Wednesday 31 January 2018, 16.00-17.15 (to be followed by drinks reception)
School of Earth and Environment, seminar rooms 8.119
Prof Jan Minx, Priestley Chair in Climate Change and Public Policy
The need for big data, systematic review and social science and humanities techniques
Priestley Centre/SRI joint seminar

This seminar will be of interest to those interested in climate science, scientific assessments, informing policy, big data, applying social sciences and humanities methodologies to climate challenges, and systematic reviews.


There has been much debate about the assessment process of the Intergovernmental Panel on Climate Change (IPCC). Yet two of the most fundamental challenges that directly threaten the ability of the IPCC to fulfil its mandate have been largely neglected so far. Firstly, the magnitude and rapid expansion of the climate change literature makes it increasingly impossible for the IPCC to conduct comprehensive and transparent assessments without major innovations in assessment practices and tools. Secondly, the structure, organization and scientific practices across the social sciences and humanities prohibit systematic learning on climate change solutions and increasingly limit the policy-relevance of IPCC assessments. We highlight the need for responses along three avenues to prepare the IPCC for continued success in the future: 1) IPCC assessments must make better use of big-data methods and available computational power to assess the growing body of literature and ensure comprehensiveness; 2) systematic review practices need to be enshrined into IPCC procedures to ensure adequate focus and transparency in its assessments; 3) a synthetic research culture needs to be established in the social sciences and humanities in order to foster knowledge accumulation and learning on climate solutions in the future. As policymakers become more interested in understanding solutions, the future prospects of global environmental assessment enterprises will depend heavily on a successful transformation within the social sciences and humanities towards systematic knowledge aggregation.

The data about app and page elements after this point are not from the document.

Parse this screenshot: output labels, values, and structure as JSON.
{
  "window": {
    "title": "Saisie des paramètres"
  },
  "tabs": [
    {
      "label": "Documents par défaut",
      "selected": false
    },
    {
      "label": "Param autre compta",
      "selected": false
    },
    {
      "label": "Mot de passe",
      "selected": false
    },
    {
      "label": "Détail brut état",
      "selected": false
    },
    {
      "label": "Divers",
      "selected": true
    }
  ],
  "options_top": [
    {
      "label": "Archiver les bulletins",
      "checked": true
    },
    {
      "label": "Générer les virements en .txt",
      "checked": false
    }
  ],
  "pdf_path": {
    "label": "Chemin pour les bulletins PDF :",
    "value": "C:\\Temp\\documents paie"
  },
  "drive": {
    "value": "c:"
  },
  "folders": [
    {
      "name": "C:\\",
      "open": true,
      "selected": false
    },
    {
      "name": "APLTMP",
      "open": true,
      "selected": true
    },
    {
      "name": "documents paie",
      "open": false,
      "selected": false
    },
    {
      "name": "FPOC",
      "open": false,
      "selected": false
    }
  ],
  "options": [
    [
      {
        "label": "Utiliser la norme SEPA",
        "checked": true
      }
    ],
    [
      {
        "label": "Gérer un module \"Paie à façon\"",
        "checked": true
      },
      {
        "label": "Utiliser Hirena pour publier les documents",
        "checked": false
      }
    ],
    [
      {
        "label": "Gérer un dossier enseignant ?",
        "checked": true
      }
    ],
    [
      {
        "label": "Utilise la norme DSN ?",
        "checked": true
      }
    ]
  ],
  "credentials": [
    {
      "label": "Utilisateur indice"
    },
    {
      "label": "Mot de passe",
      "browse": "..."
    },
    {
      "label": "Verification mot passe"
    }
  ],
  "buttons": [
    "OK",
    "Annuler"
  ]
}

Jan Minx is the new Chair for Climate Change and Public Policy at the Priestley International Centre for Climate. He also heads the research group for Applied Sustainability Science at the Mercator Research Institute on Global Commons and Climate Change in Berlin. Before coming to Leeds Jan was Professor for Science-Policy and Sustainable Development at the Hertie School of Governance and worked for Technical University Berlin as well as Stockholm Environment Institute. During its fifth assessment cycle he headed the Technical Support Unit of the Intergovernmental Panel on Climate Change (IPCC) Working Group 3 on climate change mitigation and served in various author functions during that time. Jan holds a MSc in Environmental Economics and a PhD in Environmental Economics and Management from the University of York.